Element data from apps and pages
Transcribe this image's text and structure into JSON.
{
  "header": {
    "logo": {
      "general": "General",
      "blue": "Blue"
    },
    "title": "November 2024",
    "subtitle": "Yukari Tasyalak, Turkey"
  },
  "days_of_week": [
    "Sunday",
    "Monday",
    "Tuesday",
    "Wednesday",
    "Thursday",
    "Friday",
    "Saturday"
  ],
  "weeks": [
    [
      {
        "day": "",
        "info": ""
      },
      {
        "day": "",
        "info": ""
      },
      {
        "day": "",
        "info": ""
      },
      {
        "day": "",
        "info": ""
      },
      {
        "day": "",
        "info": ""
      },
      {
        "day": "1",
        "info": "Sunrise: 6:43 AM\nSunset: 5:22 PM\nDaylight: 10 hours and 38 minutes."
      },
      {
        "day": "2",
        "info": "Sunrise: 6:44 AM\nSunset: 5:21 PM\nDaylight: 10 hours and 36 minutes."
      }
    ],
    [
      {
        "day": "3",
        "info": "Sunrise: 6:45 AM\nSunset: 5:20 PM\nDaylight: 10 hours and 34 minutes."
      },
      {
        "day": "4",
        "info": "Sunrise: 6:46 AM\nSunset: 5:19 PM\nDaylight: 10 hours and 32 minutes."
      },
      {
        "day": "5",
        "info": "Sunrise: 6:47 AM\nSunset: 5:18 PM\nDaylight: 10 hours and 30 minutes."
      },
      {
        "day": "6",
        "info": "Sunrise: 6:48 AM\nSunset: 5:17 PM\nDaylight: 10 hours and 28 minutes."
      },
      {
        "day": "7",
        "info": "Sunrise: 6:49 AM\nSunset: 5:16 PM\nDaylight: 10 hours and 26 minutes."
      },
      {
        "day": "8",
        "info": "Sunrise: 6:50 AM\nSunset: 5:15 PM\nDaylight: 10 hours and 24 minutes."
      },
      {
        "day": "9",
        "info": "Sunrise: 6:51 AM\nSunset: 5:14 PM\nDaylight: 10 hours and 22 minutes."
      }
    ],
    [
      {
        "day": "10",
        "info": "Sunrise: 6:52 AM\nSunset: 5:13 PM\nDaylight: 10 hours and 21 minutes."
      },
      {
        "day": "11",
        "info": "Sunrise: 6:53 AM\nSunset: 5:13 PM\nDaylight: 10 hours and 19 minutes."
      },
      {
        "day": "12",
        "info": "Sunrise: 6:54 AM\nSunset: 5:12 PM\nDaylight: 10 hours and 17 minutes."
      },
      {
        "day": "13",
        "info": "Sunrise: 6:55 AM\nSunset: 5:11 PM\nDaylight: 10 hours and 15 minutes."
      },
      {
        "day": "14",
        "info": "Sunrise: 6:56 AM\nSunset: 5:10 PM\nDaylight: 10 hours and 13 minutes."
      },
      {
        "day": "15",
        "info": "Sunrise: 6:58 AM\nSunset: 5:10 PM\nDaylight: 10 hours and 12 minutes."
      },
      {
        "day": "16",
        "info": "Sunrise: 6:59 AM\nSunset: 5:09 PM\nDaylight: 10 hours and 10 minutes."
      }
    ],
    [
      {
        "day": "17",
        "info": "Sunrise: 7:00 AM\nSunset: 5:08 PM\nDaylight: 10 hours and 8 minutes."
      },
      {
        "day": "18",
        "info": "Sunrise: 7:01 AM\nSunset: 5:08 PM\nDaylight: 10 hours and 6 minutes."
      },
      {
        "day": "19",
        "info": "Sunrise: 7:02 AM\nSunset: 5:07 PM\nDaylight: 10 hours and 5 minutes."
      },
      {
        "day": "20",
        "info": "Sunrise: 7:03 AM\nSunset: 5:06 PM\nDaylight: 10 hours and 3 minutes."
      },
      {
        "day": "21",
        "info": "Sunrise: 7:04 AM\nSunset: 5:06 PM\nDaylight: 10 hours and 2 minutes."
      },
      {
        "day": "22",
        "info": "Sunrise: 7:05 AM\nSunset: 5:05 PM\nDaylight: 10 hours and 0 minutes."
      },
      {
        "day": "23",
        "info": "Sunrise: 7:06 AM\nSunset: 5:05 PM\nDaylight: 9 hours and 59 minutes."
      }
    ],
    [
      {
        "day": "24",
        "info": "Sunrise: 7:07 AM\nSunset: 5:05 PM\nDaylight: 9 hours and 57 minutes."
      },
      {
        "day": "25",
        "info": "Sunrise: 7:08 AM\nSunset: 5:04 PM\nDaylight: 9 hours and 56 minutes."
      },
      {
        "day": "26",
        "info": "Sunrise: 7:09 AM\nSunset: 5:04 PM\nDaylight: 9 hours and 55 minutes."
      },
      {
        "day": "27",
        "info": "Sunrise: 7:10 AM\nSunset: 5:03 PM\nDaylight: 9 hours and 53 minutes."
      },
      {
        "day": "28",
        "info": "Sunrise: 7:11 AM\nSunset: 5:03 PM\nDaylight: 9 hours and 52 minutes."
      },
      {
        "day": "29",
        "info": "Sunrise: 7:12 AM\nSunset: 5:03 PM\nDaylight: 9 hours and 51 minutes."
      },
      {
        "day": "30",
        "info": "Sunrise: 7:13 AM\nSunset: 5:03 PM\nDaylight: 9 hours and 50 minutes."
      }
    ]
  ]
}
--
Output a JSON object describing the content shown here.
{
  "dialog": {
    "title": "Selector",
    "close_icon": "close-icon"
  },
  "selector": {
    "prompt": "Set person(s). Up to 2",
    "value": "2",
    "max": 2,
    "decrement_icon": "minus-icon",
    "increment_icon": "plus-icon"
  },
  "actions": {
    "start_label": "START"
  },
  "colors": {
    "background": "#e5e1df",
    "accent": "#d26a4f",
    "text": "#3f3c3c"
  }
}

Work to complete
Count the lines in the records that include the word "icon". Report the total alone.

Result below
3